New Year’s Day and Haitians are quaffing pumpkin soup by the gallon, drinking in the 210th anniversary of their independence. For all his histrionics and high drama, Moliere would probably have understood Haiti’s fascination with Soup Joumou exactly. “I live on good soup, not on fine words,” he once said and for Haitians, the good soup represents the finest words they ever heard: liberty.
Partaking of the food forbidden by their French masters is a delicious way to live freedom. I’ve lived in six countries in the last five years and a few others before that, but I could never have imagined a people so consumed by soup. (At its most basic, soup is surely the most basic of foods and can be the cheapest, most forgiving dish to feed a crowd. Consider stone soup, refrigerator soup, garden soup, bean soup, anything-goes soup.)
The story goes that it was illegal under the French for Haitian slave to eat soup. The privilege was rather puzzingly reserved for the master. (Puzzling because soup is cheap and presumably the very thing you’d want the slaves to eat, but perhaps the French wanted to be as difficult as possible.) Another story goes that the French reserved for themselves the right to eat Soup Joumou. So when Haiti signed its Declaration of Independence in the city of Gonaives on January 1, 1804, liberty was interpreted as the chance to guzzle unlimited amounts of soup.

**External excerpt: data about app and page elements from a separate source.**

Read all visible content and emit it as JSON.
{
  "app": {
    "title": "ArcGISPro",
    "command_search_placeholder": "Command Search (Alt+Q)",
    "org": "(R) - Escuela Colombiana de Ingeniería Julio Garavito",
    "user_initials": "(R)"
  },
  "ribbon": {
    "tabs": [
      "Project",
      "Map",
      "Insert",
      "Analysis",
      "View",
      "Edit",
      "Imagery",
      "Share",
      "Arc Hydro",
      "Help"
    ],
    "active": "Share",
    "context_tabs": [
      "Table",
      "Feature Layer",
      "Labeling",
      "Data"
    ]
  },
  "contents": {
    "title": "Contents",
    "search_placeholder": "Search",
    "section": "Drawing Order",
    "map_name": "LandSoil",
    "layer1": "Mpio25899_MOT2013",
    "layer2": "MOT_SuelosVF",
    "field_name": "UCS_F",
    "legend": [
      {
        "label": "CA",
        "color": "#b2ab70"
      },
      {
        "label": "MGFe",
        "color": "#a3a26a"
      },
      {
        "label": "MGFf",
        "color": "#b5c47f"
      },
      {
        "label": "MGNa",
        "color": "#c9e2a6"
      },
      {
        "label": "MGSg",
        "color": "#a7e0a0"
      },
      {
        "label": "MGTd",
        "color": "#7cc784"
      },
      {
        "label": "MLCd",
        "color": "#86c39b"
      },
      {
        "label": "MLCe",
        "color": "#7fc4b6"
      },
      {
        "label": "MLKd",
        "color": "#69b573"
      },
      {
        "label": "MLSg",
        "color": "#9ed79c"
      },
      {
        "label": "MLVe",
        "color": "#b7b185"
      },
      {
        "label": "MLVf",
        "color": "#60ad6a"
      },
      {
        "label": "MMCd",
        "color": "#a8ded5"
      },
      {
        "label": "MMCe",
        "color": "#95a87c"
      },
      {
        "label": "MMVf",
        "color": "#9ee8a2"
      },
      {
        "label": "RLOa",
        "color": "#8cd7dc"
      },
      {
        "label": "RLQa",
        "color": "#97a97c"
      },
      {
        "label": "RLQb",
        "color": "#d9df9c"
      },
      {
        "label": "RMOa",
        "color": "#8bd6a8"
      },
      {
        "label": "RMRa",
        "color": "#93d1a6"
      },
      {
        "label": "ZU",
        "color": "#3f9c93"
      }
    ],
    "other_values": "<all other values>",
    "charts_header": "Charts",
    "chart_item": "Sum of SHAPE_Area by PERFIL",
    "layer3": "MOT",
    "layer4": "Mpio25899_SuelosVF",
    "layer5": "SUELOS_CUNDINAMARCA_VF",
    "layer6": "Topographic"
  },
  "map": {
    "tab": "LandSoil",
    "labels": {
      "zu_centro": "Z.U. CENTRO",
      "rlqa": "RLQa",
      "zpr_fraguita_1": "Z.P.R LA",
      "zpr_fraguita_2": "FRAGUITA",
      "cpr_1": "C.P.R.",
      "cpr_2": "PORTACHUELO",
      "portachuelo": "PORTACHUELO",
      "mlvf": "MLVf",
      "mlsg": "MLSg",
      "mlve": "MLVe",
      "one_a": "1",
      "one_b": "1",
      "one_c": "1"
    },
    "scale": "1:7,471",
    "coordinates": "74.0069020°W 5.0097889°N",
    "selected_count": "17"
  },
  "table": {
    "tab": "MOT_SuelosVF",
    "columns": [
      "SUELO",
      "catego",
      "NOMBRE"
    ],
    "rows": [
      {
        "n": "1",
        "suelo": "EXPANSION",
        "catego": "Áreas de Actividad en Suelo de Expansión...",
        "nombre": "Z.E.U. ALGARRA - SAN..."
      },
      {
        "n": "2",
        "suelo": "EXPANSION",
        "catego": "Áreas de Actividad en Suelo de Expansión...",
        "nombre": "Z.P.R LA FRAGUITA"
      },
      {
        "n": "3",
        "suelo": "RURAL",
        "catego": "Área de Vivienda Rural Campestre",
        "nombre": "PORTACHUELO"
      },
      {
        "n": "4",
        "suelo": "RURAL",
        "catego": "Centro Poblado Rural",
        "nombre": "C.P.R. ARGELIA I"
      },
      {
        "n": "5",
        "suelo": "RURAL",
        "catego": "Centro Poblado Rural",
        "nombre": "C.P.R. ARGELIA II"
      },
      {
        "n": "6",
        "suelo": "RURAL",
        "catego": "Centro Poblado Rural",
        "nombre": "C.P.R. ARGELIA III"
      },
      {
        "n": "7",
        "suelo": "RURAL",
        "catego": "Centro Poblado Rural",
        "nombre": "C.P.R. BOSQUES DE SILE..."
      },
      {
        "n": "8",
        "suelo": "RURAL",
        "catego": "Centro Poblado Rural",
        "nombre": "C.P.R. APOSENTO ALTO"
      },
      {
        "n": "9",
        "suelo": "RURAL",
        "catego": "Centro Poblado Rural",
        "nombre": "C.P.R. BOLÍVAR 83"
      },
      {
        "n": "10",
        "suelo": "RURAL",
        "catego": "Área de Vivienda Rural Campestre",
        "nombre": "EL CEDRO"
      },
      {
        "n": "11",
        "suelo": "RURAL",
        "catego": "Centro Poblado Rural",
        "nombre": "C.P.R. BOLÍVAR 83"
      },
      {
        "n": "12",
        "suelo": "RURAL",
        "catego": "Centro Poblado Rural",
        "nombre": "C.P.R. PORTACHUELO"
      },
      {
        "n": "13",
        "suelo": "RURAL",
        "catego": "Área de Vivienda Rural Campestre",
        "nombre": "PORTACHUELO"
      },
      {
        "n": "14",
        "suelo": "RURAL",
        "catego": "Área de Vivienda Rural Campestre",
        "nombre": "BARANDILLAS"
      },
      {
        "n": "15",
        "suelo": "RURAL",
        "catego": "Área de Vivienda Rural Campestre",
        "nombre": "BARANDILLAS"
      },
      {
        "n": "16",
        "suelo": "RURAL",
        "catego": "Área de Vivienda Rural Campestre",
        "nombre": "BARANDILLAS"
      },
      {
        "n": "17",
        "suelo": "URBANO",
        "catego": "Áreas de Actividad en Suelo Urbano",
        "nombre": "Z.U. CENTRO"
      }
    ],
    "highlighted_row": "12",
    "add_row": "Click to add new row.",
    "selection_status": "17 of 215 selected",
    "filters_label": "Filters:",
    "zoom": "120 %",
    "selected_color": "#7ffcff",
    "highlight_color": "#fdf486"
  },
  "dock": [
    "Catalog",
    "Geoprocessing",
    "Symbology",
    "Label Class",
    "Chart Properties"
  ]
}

New Year’s Day or Haitian Independence Day consequently means cooking and eating Soup Joumou. Every family has its own particular recipe. Every family tries to keep to tradition. It is a unique and rather touching add-on to the revolutionary fervor that sustained Haiti through the 13-year freedom struggle that established it as the world’s first black republic. T’was well said that a first-rate soup is more creative than a second-rate painting. Or memories of a revolution.
Here’s a recipe as you travel the road that is life.